Paul Spoonley: Returning to the front lines
Prof. Paul Spoonley is the go-to guy whenever the media wants comment on the far right in NZ. In June he announced he was stepping down from his role as pro Vice-Chancellor at Massey's College of Humanities and Social Sciences and returning to frontline research, with a new book on the far right in Aotearoa/NZ in the pipeline.
The old right is actually a very diverse group. From neo-Nazi skinheads through conspiracy theorists about “big government” and the undermining of nationality through migration (rather like the US John Birch Society) to white supremacist gangs. When I worked on these groups through the 1980s and 1990s, there were still old school pro-British and pro-apartheid groups like the League of Empire Loyalists and what remained of the anti-Semitic Social Credit. But all this changed, and especially after 9/11. New groups and activists emerged that supplemented anti-Semitism with Islamaphobia, they were much more skilled at using online options and they aligned with groups and communities that were strongly nationalist, strongly anti-multiculturalism and held strong beliefs about the influence (seen as corrosive and undermining of nationalist interests) of progressive groups and international agencies. There is overlap between the old and the new and, of course, they exist side-by-side. But the use of the (Renaud) Camus conspiracy theory about the “great replacement” tends to characterise the Alt Right but also to unify. It operates as a powerful ideological trigger. The Alt Right have been much more successful in influencing mainstream debate and political actors, as Trump has illustrated. And they have recast many of the traditional concerns about miscegenation or the “inferiority of certain races” in new and more “acceptable” ways. And they have been important influencers in debates such as free speech or “mass migration”.

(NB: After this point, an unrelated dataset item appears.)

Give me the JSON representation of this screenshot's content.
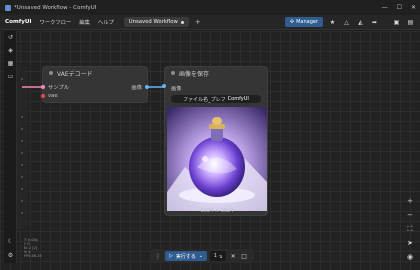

Thanks very much for your time and all the best with your return to the front lines. It’ll be great to see what you come up with!